__What is required__. Every line that contains "label" must be located and copied from the data.

__Records for the exercise__.
━━━
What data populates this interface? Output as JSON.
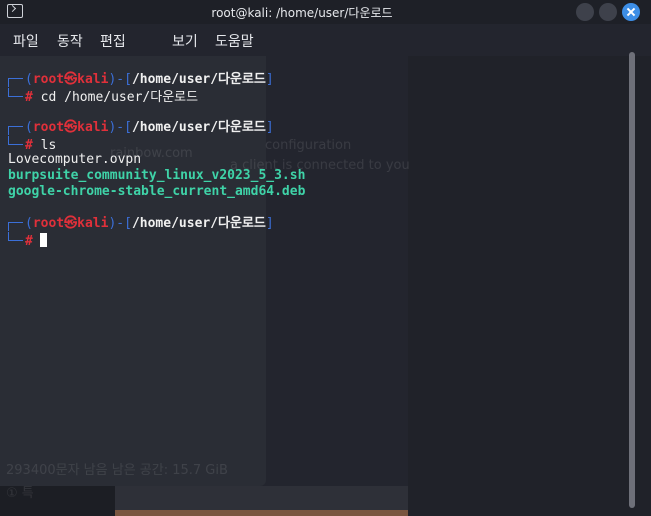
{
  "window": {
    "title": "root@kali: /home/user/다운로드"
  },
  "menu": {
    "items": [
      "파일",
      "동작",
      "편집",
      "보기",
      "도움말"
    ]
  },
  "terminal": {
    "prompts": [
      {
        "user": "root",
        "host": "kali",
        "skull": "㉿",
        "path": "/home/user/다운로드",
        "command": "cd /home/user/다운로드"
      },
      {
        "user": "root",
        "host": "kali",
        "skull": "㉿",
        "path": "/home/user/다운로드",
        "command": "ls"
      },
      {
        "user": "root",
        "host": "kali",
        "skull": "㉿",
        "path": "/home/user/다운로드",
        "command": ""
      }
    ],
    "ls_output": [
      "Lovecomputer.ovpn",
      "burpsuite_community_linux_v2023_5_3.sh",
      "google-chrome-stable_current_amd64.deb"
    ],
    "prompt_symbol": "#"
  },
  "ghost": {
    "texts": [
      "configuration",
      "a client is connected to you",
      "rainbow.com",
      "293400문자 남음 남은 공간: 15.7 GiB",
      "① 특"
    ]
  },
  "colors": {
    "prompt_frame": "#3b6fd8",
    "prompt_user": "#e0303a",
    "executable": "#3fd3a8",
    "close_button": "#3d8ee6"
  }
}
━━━
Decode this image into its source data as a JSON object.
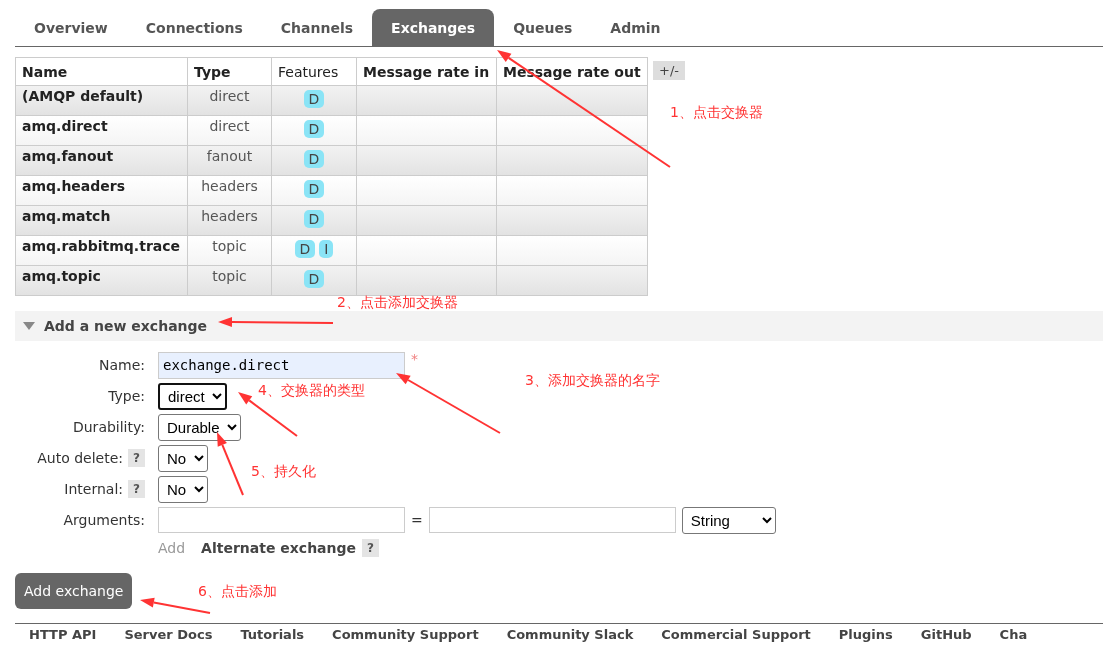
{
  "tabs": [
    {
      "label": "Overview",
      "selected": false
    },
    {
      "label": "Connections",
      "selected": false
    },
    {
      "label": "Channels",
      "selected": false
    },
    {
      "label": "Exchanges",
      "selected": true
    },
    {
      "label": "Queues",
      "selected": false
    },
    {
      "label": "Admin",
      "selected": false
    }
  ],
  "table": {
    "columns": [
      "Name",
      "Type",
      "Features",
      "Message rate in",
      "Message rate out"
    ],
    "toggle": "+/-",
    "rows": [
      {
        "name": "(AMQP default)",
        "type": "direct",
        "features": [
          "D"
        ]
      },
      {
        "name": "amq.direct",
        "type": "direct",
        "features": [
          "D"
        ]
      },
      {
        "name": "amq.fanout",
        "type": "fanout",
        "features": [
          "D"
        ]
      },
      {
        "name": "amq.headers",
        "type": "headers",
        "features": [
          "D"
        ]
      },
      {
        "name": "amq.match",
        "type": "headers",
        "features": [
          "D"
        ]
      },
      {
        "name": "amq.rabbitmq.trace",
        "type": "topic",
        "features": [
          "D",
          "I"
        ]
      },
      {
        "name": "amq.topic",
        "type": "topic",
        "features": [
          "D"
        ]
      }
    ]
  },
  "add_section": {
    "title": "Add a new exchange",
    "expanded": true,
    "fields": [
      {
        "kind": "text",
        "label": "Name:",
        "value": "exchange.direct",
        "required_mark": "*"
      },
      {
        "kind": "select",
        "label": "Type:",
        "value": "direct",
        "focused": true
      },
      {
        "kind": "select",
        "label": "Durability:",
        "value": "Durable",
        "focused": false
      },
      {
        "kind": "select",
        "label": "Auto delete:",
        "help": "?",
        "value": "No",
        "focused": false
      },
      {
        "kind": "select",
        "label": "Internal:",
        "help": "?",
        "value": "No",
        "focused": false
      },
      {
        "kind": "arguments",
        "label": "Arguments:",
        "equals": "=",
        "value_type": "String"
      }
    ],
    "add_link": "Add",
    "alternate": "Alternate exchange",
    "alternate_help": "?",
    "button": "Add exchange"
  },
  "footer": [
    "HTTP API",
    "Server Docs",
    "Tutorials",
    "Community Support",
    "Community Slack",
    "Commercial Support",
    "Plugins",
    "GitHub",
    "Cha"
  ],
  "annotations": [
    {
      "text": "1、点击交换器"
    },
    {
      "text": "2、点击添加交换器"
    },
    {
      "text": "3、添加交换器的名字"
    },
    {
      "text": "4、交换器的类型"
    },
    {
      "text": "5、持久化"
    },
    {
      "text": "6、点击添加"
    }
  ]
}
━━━
__Reply to the task__.
      "label": "Overview",
      "label": "Connections",
      "label": "Channels",
      "label": "Exchanges",
      "label": "Queues",
      "label": "Admin",
        "label": "Name:",
        "label": "Type:",
        "label": "Durability:",
        "label": "Auto delete:",
        "label": "Internal:",
        "label": "Arguments:",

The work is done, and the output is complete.